All depends on what’s important to you and what you have to give up to take the job and the pay raise. Does it involve moving way from your kids, grandkids, friends or a place you really enjoy. There is give and take with all decisions…right?

Its definitely a lot more money in a bigger fish bowl with more eyeballs looking in…if that’s what drives you.

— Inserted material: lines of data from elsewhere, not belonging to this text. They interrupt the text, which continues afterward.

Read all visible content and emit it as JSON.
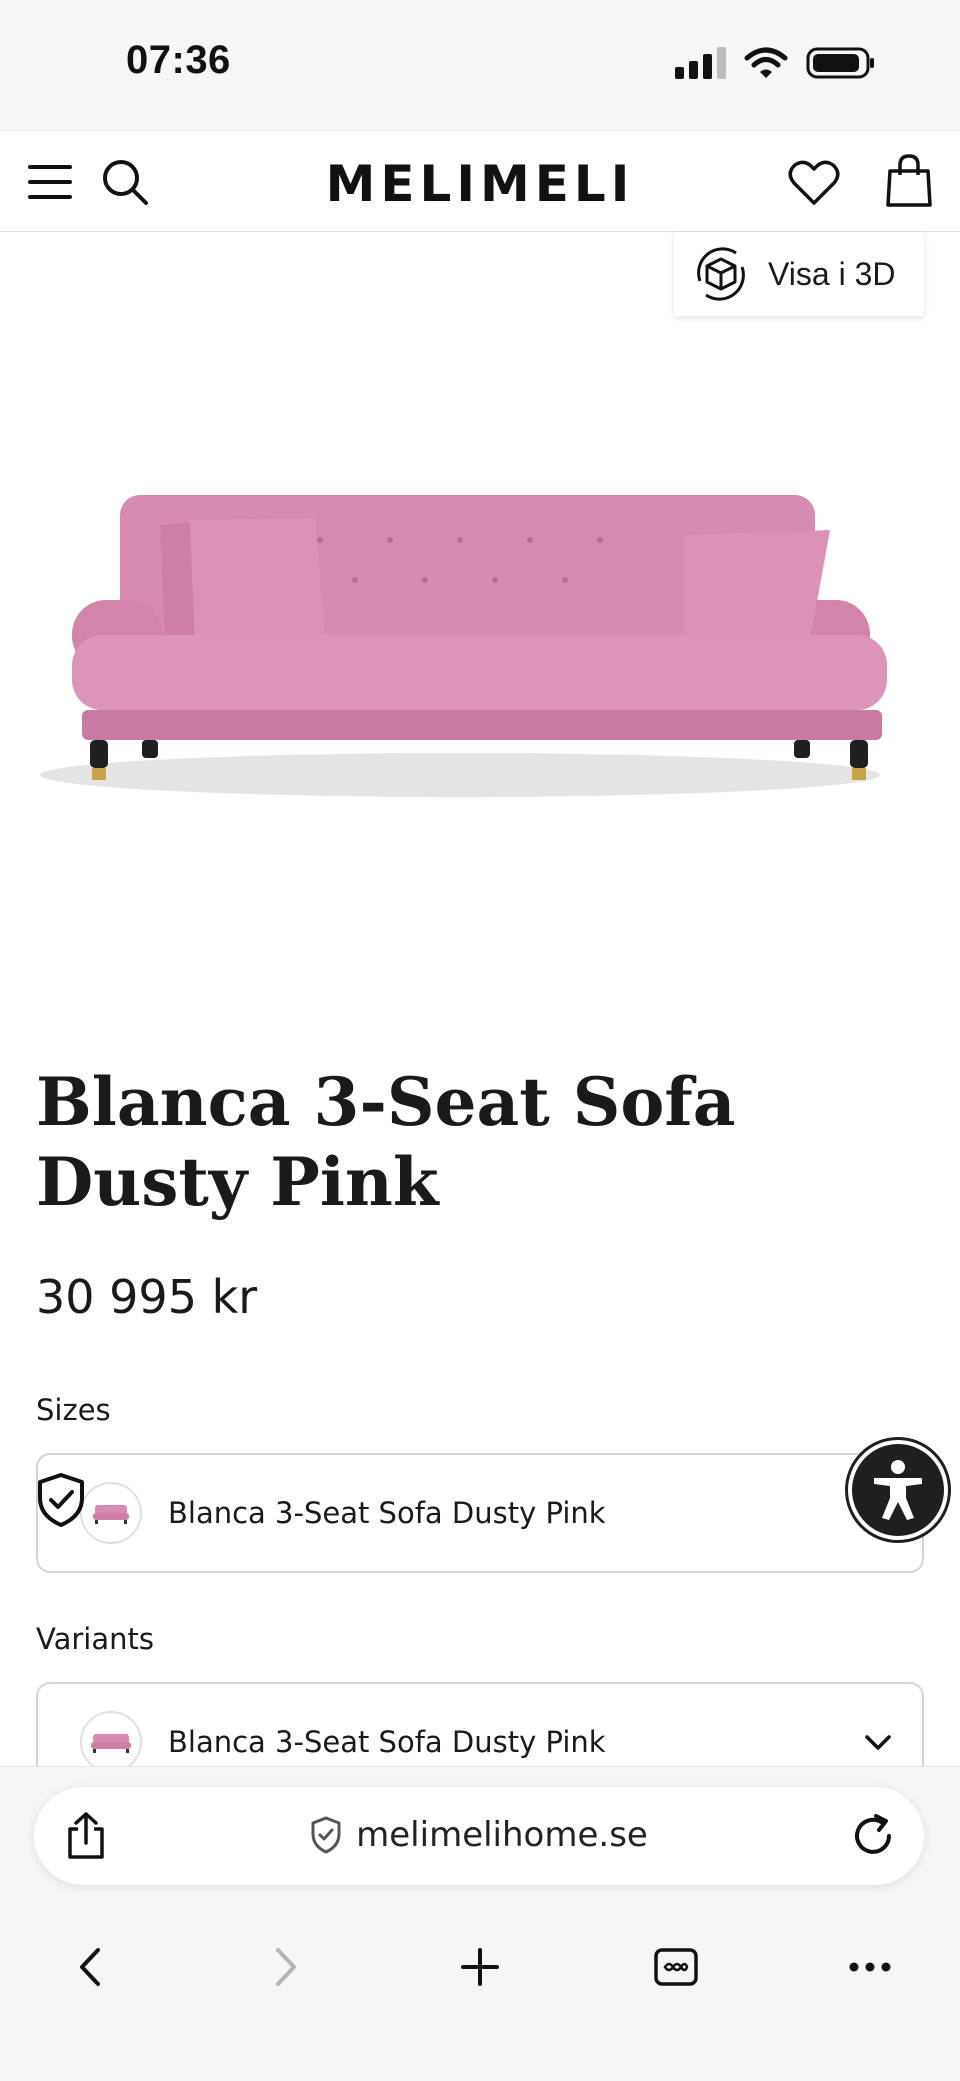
{
  "status_bar": {
    "time": "07:36",
    "signal_icon": "cellular-signal-icon",
    "wifi_icon": "wifi-icon",
    "battery_icon": "battery-icon"
  },
  "header": {
    "brand": "MELIMELI",
    "menu_icon": "hamburger-menu-icon",
    "search_icon": "search-icon",
    "wishlist_icon": "heart-icon",
    "cart_icon": "shopping-bag-icon"
  },
  "view_3d": {
    "label": "Visa i 3D",
    "icon": "3d-cube-rotate-icon"
  },
  "product": {
    "title": "Blanca 3-Seat Sofa Dusty Pink",
    "price": "30 995 kr",
    "image_icon": "pink-sofa-image",
    "color": "#d98fb4"
  },
  "sizes": {
    "label": "Sizes",
    "selected": "Blanca 3-Seat Sofa Dusty Pink",
    "trust_icon": "shield-check-icon"
  },
  "variants": {
    "label": "Variants",
    "selected": "Blanca 3-Seat Sofa Dusty Pink",
    "dropdown_icon": "chevron-down-icon"
  },
  "accessibility": {
    "icon": "accessibility-person-icon"
  },
  "browser": {
    "url": "melimelihome.se",
    "share_icon": "share-icon",
    "secure_icon": "shield-check-icon",
    "reload_icon": "reload-icon",
    "back_icon": "chevron-left-icon",
    "forward_icon": "chevron-right-icon",
    "new_tab_icon": "plus-icon",
    "tabs_icon": "tabs-icon",
    "more_icon": "more-dots-icon"
  }
}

Which brings up another great point about Knowles. As far as I know, he has no ties to Oklahoma - just here for the job. Philly born and bread, spent most of his career in northeast before going to Duke. Maybe he will be moving closer to family or friends.